New Mural at LeMoyne Elementary Embraces Native American Culture and Local History

Sep 21, 2016

Artist Brandon Lazore of the Onondaga Nation Snipe Clan describes his painting.
Credit Marlee Tuskes / WAER News

A new mural will now greet students and visitors as they enter Syracuse’s LeMoyne Elementary School. The mural depicts the five Native American nations coming together to create the Haudenosaunee confederacy.  Andy Mager with neighbors of the Onondaga Nation says the mural will help to educate residents about the history that happened right in their own backyard.

“Unfortunately some of that history has been less than praise worthy, but in recent years that has been a real effort to do exactly what they are doing here at LeMoyne Elementary," Mager said. "To teach people accurate history and to respect the differences between our cultures and to figure how we work together peacefully and cooperatively”

Mural artist Brandon Lazore of the Onondaga Snipe Clan describes the scene.

On the shores of Onondaga Lake is where the confederacy was formed. Right here, this is The Peacemaker holding five arrows.  The Peacemaker is explaining to the chiefs about the confederacy that is being formed. This is the formation of the Confederacy right now this is what you’re looking at.”

Credit Marlee Tuskes / WAER News

Native American Studies instructor Kathleen Thomas says the mural describes their culture before the arrival of the Europeans.

“This is our culture right here of our dress. Our laws were made her in the beginning. We were here in the beginning. It just says a lot about, from day one, how we all came together.”

Interim Superintendent Jaime Alicea says history will greet children as they pass by the mural.

This is not something that the kids will have to go and open a book to find out about what history is all about. They will walk in these hallways and they will see history right in front of their eyes”

Nick Stamoulacatos is Supervisor of Social Studies for the school district.

“It is extremely important that we have this.

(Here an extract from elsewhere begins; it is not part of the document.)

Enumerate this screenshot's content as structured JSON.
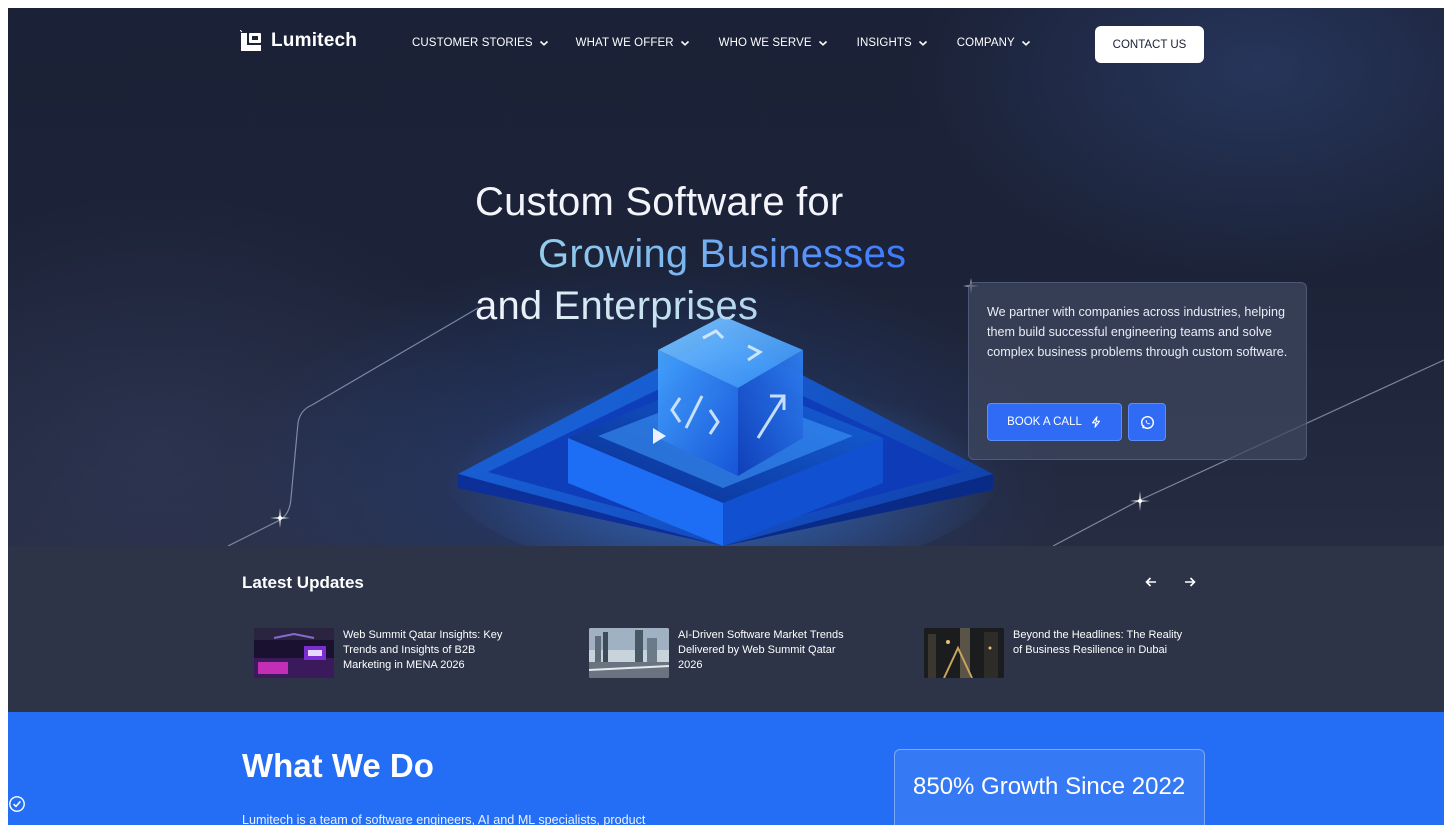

That we teach history outside actually beyond the textbooks and this actually gives voice to all indigenous peoples not only in our district, but across the world”.  

Credit Marlee Tuskes / WAER News